Review: HTC Wildfire S
The Wildfire S uses the same stock Android browser as is found on most Android devices. It renders full HTML web sites in fine form. Most web sites load quickly, though I found the Wildfire S to be a hair slow from time to time. It connected consistently, however.
As an HTC Sense phone, the Wildfire S can be adjusted in about a million different ways. Home screen panels can be completely customized, and the users can set up different profiles, themes, and other features to make the Wildfire S their own. It's a shame that the latest version of Sense isn't on board, but it is likely owners of the Wildfire S won't miss it.
AD article continues below...
HTC Wildfire S Streets on T-Mobile Aug. 3 for $79
T-Mobile today announced the upcoming availability of the HTC Wildfire S. This smaller Android 2.3 Gingerbread smartphone has a 600MHz processor, 3.2-inch touch display with 320 x 480 pixels, 5 megapixel camera with autofocus and flash, and support for T-Mobile's 3G network.
Review: HTC U Ultra
HTC's flagship handset for the year is the U Ultra, a stunning slab of metal and glass. This powerful Android smartphone combines an attractive design with a solid spec sheet.
Review: HTC One A9 for AT&T
The One A9 from HTC is a high-class Android smartphone.

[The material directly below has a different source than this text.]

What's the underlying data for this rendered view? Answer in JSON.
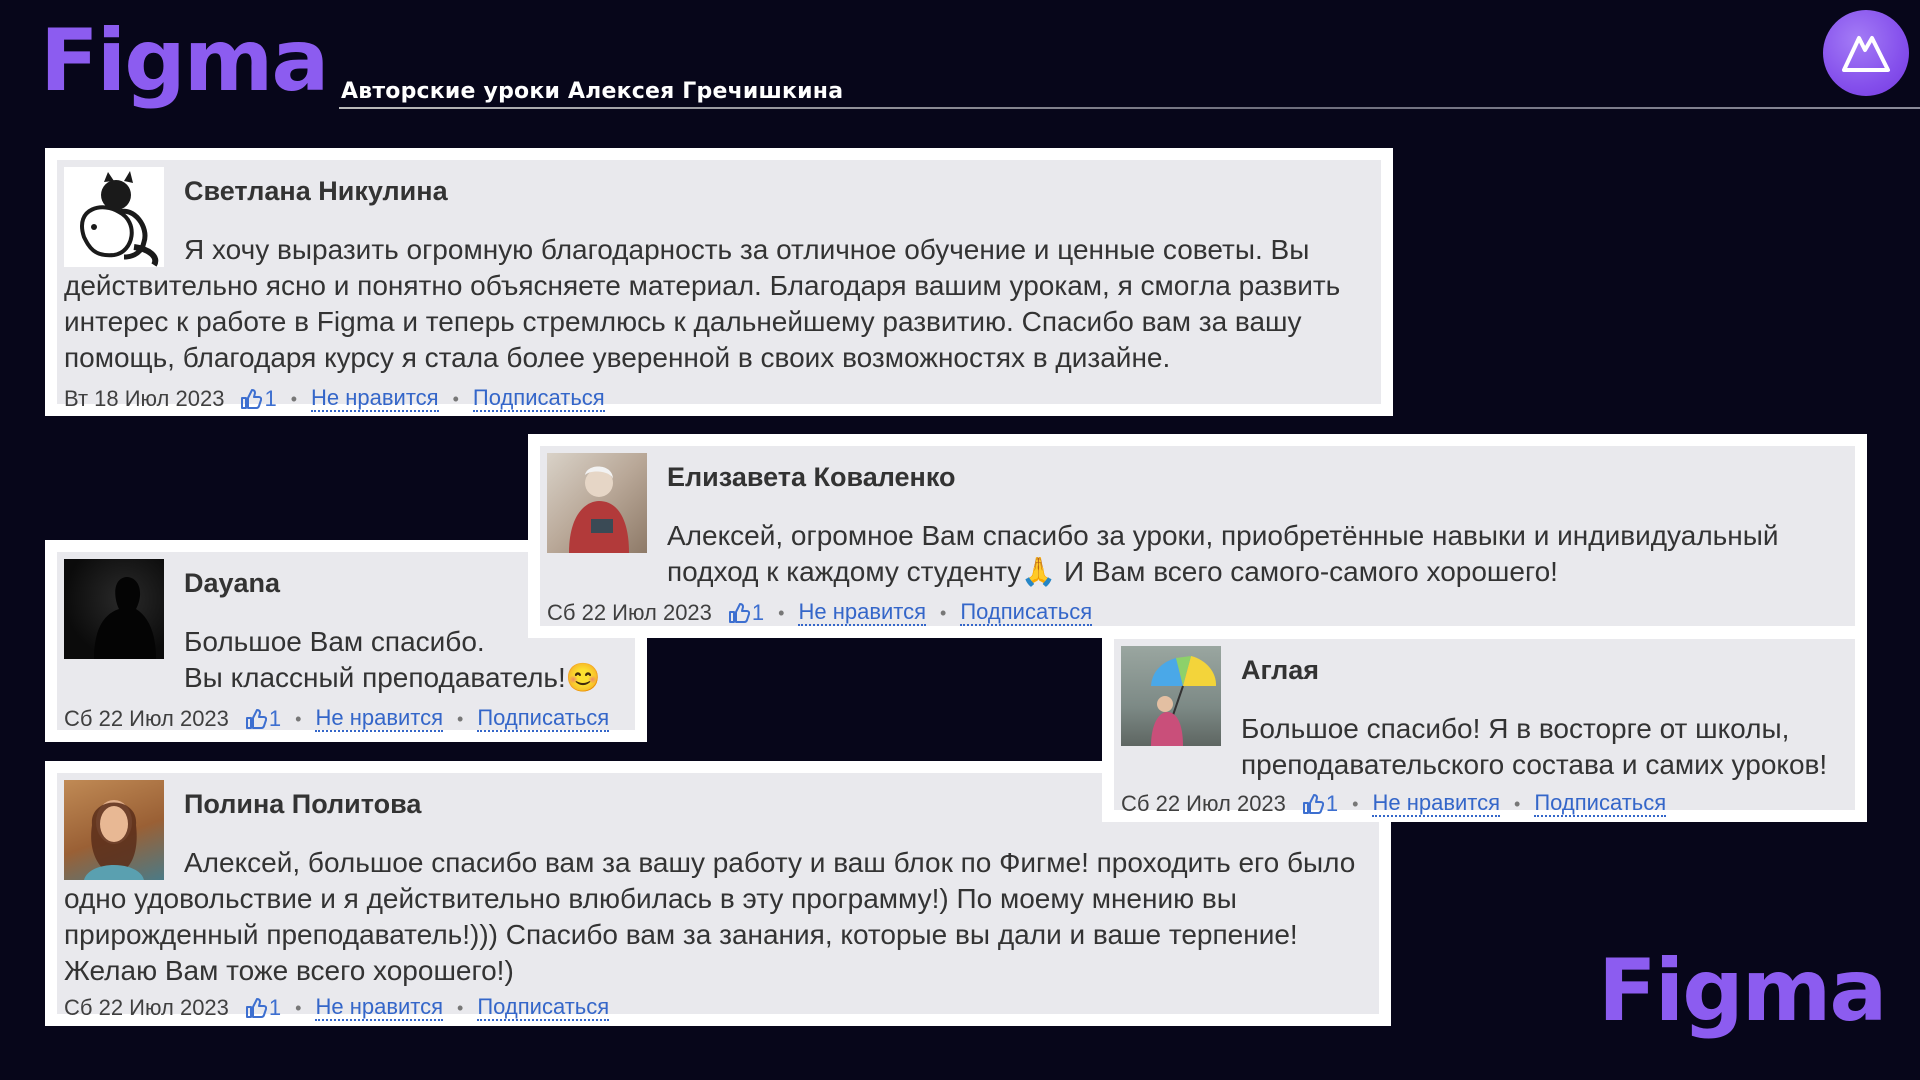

It is among the first to ship with Android 6.0 Marshmallow, and boasts amenities such as a fingerprint reader and top-quality materials.

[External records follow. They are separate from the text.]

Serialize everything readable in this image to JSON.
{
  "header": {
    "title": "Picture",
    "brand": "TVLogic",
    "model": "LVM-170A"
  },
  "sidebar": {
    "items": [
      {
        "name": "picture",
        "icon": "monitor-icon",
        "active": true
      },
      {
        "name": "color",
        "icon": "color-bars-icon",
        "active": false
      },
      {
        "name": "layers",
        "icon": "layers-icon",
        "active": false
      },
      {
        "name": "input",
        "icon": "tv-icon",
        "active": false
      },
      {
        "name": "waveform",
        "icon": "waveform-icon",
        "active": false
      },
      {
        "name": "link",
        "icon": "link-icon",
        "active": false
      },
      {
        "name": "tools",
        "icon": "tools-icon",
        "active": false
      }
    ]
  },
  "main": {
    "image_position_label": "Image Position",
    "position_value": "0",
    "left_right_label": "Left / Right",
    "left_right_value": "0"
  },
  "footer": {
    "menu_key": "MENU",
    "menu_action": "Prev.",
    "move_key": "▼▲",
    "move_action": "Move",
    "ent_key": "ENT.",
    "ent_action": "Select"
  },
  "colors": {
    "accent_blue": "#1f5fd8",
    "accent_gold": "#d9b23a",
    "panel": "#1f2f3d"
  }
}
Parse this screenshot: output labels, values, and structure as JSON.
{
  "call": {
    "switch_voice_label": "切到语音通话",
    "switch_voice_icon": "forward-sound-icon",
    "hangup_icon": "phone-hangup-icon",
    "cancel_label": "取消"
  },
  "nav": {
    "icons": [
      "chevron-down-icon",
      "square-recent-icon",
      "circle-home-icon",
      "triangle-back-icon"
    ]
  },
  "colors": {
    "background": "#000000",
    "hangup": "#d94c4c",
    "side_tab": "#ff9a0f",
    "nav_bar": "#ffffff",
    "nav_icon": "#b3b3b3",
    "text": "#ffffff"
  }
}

Review: HTC One for Windows
Verizon Wireless was the first U.S. carrier to score the HTC One for Windows, which swaps Android for Windows Phone.

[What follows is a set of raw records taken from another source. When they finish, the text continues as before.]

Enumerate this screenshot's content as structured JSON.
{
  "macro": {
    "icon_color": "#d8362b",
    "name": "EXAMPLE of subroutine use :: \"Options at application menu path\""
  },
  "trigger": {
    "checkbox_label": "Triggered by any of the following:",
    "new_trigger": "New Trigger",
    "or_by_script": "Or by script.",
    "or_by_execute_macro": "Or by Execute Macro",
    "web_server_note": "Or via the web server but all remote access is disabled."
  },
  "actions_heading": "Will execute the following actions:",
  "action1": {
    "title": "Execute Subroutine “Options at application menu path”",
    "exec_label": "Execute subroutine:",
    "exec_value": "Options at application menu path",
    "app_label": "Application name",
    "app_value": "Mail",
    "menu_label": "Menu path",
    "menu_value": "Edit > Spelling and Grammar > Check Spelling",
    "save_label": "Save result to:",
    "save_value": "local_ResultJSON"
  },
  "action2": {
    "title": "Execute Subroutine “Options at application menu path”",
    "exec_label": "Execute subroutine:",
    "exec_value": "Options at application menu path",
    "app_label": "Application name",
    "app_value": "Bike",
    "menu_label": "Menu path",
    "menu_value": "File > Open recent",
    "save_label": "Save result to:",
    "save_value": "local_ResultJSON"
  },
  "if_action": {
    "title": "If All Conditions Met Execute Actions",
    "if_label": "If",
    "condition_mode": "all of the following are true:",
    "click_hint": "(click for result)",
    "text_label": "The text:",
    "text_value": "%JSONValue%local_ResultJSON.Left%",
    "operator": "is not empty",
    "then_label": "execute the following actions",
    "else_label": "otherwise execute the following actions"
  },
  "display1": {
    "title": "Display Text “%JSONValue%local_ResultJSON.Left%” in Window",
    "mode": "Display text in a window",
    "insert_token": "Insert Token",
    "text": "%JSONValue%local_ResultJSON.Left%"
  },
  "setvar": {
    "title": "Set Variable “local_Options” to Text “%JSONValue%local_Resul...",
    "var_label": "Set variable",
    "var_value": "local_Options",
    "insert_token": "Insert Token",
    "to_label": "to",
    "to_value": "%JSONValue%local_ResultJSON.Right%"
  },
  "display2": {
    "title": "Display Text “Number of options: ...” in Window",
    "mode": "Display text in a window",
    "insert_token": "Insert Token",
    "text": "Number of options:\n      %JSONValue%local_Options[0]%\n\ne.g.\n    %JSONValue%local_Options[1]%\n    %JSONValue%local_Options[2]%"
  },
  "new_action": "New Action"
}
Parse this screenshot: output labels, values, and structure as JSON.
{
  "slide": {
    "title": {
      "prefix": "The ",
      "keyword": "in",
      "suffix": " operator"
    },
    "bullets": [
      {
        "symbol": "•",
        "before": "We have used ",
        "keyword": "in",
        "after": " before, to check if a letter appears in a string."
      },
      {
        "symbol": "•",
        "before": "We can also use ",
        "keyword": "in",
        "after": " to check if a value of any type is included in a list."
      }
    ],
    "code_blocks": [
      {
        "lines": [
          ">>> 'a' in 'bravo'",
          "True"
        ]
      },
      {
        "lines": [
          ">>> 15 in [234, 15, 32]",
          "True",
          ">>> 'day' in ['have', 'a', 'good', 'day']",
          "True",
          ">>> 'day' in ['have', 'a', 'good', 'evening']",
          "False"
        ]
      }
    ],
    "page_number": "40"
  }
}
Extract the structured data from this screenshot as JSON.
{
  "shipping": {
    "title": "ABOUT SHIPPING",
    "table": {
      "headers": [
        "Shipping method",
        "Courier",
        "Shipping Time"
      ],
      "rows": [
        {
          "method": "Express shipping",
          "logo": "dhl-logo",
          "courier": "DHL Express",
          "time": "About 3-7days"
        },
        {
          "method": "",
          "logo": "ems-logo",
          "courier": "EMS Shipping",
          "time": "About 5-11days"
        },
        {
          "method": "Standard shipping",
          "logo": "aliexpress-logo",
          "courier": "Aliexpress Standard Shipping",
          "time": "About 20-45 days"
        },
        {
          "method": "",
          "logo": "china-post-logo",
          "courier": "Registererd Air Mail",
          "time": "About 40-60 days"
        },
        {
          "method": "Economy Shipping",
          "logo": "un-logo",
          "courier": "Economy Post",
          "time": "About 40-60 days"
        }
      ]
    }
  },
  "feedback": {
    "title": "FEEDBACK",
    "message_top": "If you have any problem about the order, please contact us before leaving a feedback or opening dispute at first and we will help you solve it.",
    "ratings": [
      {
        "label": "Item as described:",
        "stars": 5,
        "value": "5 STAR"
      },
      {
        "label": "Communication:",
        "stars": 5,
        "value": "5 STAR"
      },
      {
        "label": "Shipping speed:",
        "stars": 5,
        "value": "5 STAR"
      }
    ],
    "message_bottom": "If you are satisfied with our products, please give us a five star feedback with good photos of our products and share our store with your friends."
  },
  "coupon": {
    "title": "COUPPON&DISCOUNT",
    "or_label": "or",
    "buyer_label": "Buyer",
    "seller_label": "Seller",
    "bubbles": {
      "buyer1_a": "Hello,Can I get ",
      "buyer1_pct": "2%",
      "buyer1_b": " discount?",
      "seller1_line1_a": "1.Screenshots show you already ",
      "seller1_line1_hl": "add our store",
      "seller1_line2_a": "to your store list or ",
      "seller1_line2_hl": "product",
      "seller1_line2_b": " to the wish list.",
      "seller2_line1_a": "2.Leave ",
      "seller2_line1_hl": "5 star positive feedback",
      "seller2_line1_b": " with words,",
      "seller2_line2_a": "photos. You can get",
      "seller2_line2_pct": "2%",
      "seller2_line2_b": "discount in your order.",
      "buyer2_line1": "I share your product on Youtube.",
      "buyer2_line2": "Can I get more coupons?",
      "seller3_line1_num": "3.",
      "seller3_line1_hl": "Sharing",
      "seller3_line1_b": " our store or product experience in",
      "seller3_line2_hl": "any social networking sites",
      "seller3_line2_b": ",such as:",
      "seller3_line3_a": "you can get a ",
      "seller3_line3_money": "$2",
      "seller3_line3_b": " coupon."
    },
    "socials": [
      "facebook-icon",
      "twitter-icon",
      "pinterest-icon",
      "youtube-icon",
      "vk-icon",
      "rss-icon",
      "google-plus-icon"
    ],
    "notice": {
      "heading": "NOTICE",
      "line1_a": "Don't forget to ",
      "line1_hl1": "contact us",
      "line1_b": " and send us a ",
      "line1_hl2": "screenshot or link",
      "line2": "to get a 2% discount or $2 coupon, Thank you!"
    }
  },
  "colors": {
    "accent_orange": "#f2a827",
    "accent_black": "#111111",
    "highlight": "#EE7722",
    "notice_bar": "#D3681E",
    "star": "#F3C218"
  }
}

Review: HTC Bolt for Sprint
HTC's Bolt for Sprint is a larger, more grown-up version of the HTC 10. It pairs HTC's high-quality hardware with Android 7 Nougat and Sense UI for a flexible, powerful combo.